▶ LISTED ENTRIES

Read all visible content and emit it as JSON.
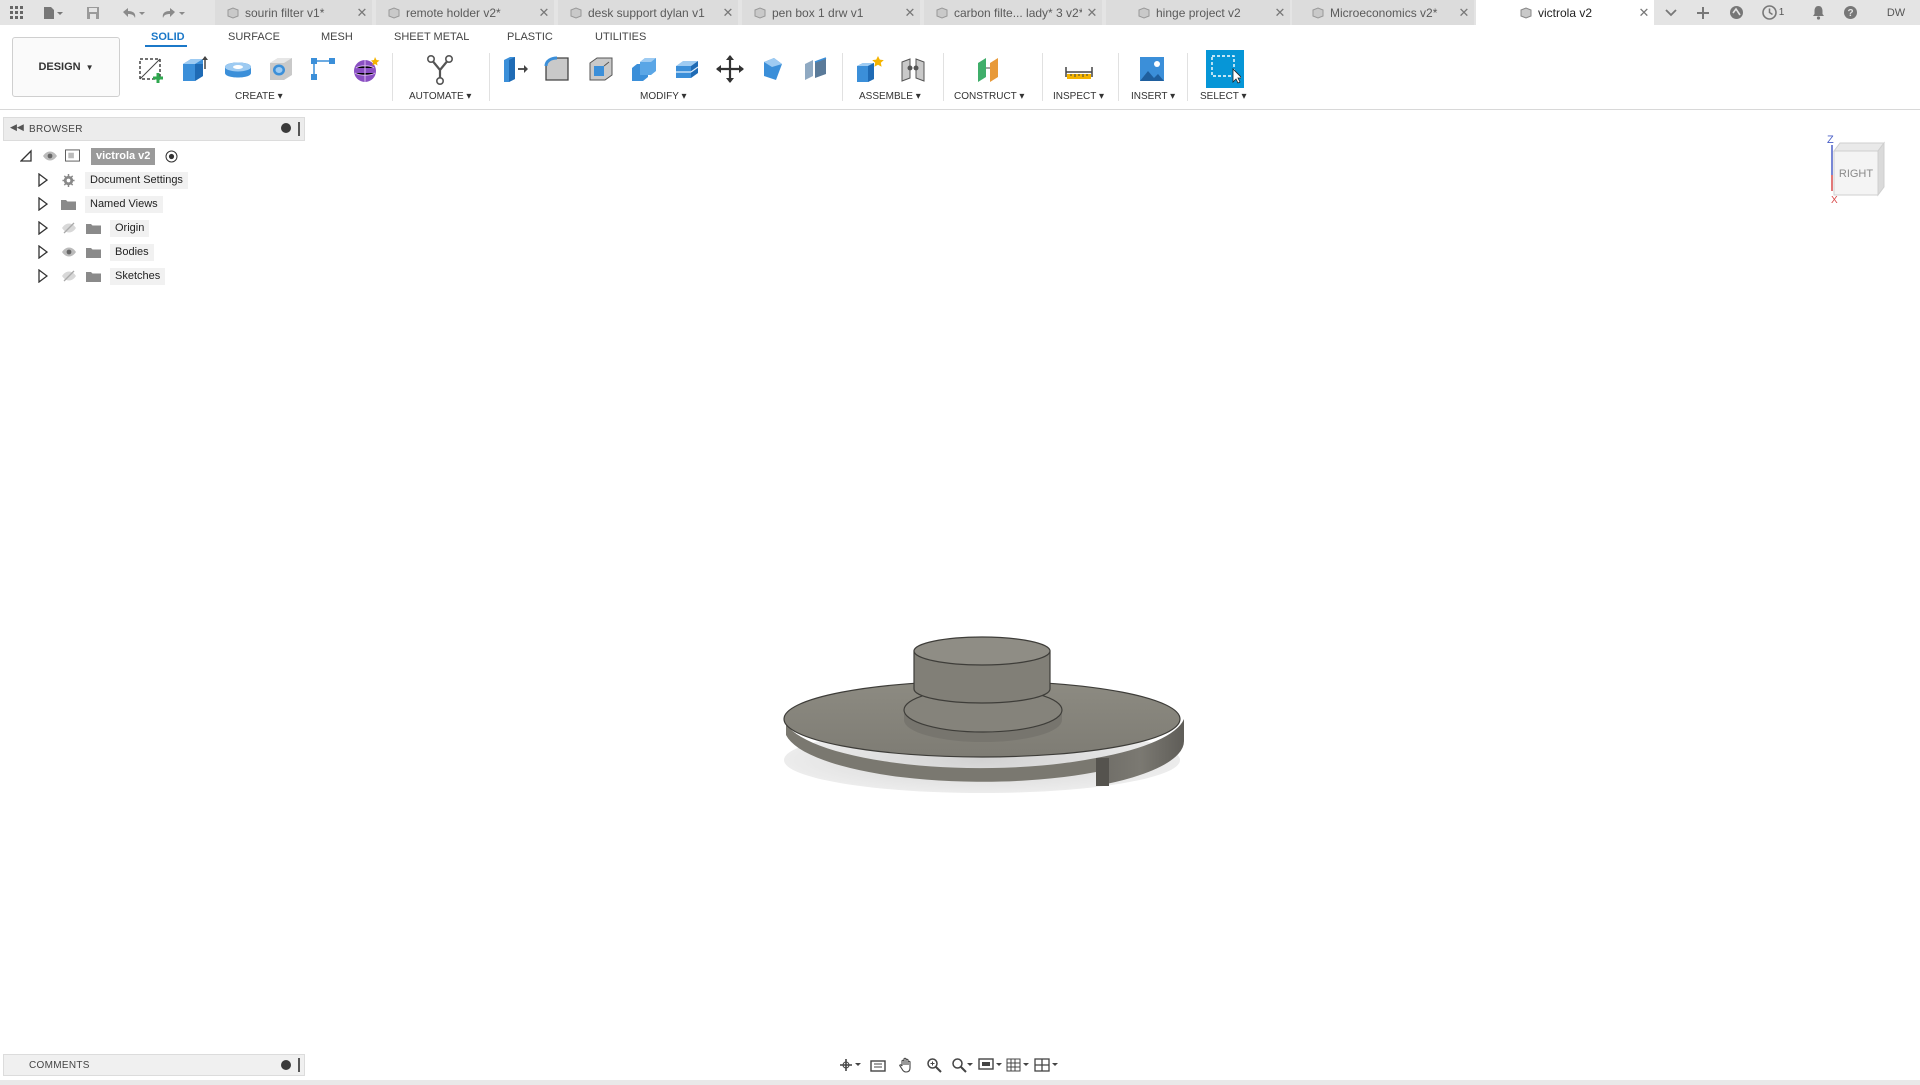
{
  "tabs": [
    {
      "label": "sourin filter v1*"
    },
    {
      "label": "remote holder v2*"
    },
    {
      "label": "desk support dylan v1"
    },
    {
      "label": "pen box 1 drw v1"
    },
    {
      "label": "carbon filte... lady* 3 v2*"
    },
    {
      "label": "hinge project v2"
    },
    {
      "label": "Microeconomics v2*"
    },
    {
      "label": "victrola v2"
    }
  ],
  "tabbar_right": {
    "job_count": "1",
    "user_initials": "DW"
  },
  "workspace": {
    "label": "DESIGN"
  },
  "workspace_tabs": [
    "SOLID",
    "SURFACE",
    "MESH",
    "SHEET METAL",
    "PLASTIC",
    "UTILITIES"
  ],
  "groups": {
    "create": "CREATE",
    "automate": "AUTOMATE",
    "modify": "MODIFY",
    "assemble": "ASSEMBLE",
    "construct": "CONSTRUCT",
    "inspect": "INSPECT",
    "insert": "INSERT",
    "select": "SELECT"
  },
  "browser": {
    "title": "BROWSER",
    "root": "victrola v2",
    "nodes": [
      "Document Settings",
      "Named Views",
      "Origin",
      "Bodies",
      "Sketches"
    ]
  },
  "viewcube": {
    "face": "RIGHT",
    "axis_z": "Z",
    "axis_x": "X"
  },
  "comments": {
    "title": "COMMENTS"
  },
  "colors": {
    "accent": "#1b78c8",
    "select_blue": "#0696d7",
    "body_gray": "#8a8880"
  }
}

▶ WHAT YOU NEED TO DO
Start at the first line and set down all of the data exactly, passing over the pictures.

▶ RESPONSE AREA
Read all visible content and emit it as JSON.
{
  "tabs": [
    {
      "label": "sourin filter v1*"
    },
    {
      "label": "remote holder v2*"
    },
    {
      "label": "desk support dylan v1"
    },
    {
      "label": "pen box 1 drw v1"
    },
    {
      "label": "carbon filte... lady* 3 v2*"
    },
    {
      "label": "hinge project v2"
    },
    {
      "label": "Microeconomics v2*"
    },
    {
      "label": "victrola v2"
    }
  ],
  "tabbar_right": {
    "job_count": "1",
    "user_initials": "DW"
  },
  "workspace": {
    "label": "DESIGN"
  },
  "workspace_tabs": [
    "SOLID",
    "SURFACE",
    "MESH",
    "SHEET METAL",
    "PLASTIC",
    "UTILITIES"
  ],
  "groups": {
    "create": "CREATE",
    "automate": "AUTOMATE",
    "modify": "MODIFY",
    "assemble": "ASSEMBLE",
    "construct": "CONSTRUCT",
    "inspect": "INSPECT",
    "insert": "INSERT",
    "select": "SELECT"
  },
  "browser": {
    "title": "BROWSER",
    "root": "victrola v2",
    "nodes": [
      "Document Settings",
      "Named Views",
      "Origin",
      "Bodies",
      "Sketches"
    ]
  },
  "viewcube": {
    "face": "RIGHT",
    "axis_z": "Z",
    "axis_x": "X"
  },
  "comments": {
    "title": "COMMENTS"
  },
  "colors": {
    "accent": "#1b78c8",
    "select_blue": "#0696d7",
    "body_gray": "#8a8880"
  }
}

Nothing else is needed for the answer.